┌─ RECORDS SHOWN
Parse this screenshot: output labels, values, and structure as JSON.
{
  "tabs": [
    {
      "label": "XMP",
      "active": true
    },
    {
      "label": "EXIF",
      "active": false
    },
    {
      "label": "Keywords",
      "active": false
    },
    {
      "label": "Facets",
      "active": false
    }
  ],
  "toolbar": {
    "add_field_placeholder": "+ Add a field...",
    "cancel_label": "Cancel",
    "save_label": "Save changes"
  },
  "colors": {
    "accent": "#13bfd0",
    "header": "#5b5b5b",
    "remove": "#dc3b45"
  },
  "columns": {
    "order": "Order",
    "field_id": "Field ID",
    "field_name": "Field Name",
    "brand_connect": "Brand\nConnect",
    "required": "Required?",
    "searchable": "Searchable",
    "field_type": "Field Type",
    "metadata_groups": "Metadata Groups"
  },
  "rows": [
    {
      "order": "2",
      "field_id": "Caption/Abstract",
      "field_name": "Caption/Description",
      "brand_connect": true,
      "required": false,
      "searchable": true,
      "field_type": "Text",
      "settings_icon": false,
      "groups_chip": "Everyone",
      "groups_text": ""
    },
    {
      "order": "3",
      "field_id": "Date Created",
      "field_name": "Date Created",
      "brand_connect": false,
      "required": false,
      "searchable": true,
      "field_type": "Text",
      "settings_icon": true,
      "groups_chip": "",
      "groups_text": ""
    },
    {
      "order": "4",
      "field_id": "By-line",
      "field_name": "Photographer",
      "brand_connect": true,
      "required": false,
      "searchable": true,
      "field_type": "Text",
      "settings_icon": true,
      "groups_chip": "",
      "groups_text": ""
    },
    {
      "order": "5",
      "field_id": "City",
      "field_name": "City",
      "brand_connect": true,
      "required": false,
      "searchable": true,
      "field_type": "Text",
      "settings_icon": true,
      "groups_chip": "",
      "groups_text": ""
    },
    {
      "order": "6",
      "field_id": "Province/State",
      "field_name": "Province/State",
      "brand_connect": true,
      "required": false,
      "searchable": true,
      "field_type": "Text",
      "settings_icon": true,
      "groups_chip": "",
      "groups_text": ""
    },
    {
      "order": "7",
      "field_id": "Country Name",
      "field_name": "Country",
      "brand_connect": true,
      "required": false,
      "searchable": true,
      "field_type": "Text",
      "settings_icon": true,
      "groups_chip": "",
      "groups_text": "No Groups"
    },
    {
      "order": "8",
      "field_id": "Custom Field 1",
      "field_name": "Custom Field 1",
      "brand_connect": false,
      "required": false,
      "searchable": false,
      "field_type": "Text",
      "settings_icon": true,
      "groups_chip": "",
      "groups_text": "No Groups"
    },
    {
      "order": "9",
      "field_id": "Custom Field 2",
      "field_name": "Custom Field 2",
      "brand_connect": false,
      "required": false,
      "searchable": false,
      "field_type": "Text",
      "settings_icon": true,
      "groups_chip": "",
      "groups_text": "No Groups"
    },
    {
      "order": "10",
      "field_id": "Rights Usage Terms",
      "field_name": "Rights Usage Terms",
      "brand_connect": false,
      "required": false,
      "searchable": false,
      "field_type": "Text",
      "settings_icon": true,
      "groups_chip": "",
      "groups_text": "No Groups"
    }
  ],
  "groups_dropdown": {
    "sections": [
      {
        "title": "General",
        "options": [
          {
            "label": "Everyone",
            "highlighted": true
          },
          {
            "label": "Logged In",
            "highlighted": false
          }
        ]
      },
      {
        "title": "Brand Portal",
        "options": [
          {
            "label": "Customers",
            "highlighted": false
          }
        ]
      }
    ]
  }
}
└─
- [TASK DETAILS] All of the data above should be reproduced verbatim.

- [OUTPUT OF THE EXERCISE]
Parse this screenshot: output labels, values, and structure as JSON.
{
  "tabs": [
    {
      "label": "XMP",
      "active": true
    },
    {
      "label": "EXIF",
      "active": false
    },
    {
      "label": "Keywords",
      "active": false
    },
    {
      "label": "Facets",
      "active": false
    }
  ],
  "toolbar": {
    "add_field_placeholder": "+ Add a field...",
    "cancel_label": "Cancel",
    "save_label": "Save changes"
  },
  "colors": {
    "accent": "#13bfd0",
    "header": "#5b5b5b",
    "remove": "#dc3b45"
  },
  "columns": {
    "order": "Order",
    "field_id": "Field ID",
    "field_name": "Field Name",
    "brand_connect": "Brand\nConnect",
    "required": "Required?",
    "searchable": "Searchable",
    "field_type": "Field Type",
    "metadata_groups": "Metadata Groups"
  },
  "rows": [
    {
      "order": "2",
      "field_id": "Caption/Abstract",
      "field_name": "Caption/Description",
      "brand_connect": true,
      "required": false,
      "searchable": true,
      "field_type": "Text",
      "settings_icon": false,
      "groups_chip": "Everyone",
      "groups_text": ""
    },
    {
      "order": "3",
      "field_id": "Date Created",
      "field_name": "Date Created",
      "brand_connect": false,
      "required": false,
      "searchable": true,
      "field_type": "Text",
      "settings_icon": true,
      "groups_chip": "",
      "groups_text": ""
    },
    {
      "order": "4",
      "field_id": "By-line",
      "field_name": "Photographer",
      "brand_connect": true,
      "required": false,
      "searchable": true,
      "field_type": "Text",
      "settings_icon": true,
      "groups_chip": "",
      "groups_text": ""
    },
    {
      "order": "5",
      "field_id": "City",
      "field_name": "City",
      "brand_connect": true,
      "required": false,
      "searchable": true,
      "field_type": "Text",
      "settings_icon": true,
      "groups_chip": "",
      "groups_text": ""
    },
    {
      "order": "6",
      "field_id": "Province/State",
      "field_name": "Province/State",
      "brand_connect": true,
      "required": false,
      "searchable": true,
      "field_type": "Text",
      "settings_icon": true,
      "groups_chip": "",
      "groups_text": ""
    },
    {
      "order": "7",
      "field_id": "Country Name",
      "field_name": "Country",
      "brand_connect": true,
      "required": false,
      "searchable": true,
      "field_type": "Text",
      "settings_icon": true,
      "groups_chip": "",
      "groups_text": "No Groups"
    },
    {
      "order": "8",
      "field_id": "Custom Field 1",
      "field_name": "Custom Field 1",
      "brand_connect": false,
      "required": false,
      "searchable": false,
      "field_type": "Text",
      "settings_icon": true,
      "groups_chip": "",
      "groups_text": "No Groups"
    },
    {
      "order": "9",
      "field_id": "Custom Field 2",
      "field_name": "Custom Field 2",
      "brand_connect": false,
      "required": false,
      "searchable": false,
      "field_type": "Text",
      "settings_icon": true,
      "groups_chip": "",
      "groups_text": "No Groups"
    },
    {
      "order": "10",
      "field_id": "Rights Usage Terms",
      "field_name": "Rights Usage Terms",
      "brand_connect": false,
      "required": false,
      "searchable": false,
      "field_type": "Text",
      "settings_icon": true,
      "groups_chip": "",
      "groups_text": "No Groups"
    }
  ],
  "groups_dropdown": {
    "sections": [
      {
        "title": "General",
        "options": [
          {
            "label": "Everyone",
            "highlighted": true
          },
          {
            "label": "Logged In",
            "highlighted": false
          }
        ]
      },
      {
        "title": "Brand Portal",
        "options": [
          {
            "label": "Customers",
            "highlighted": false
          }
        ]
      }
    ]
  }
}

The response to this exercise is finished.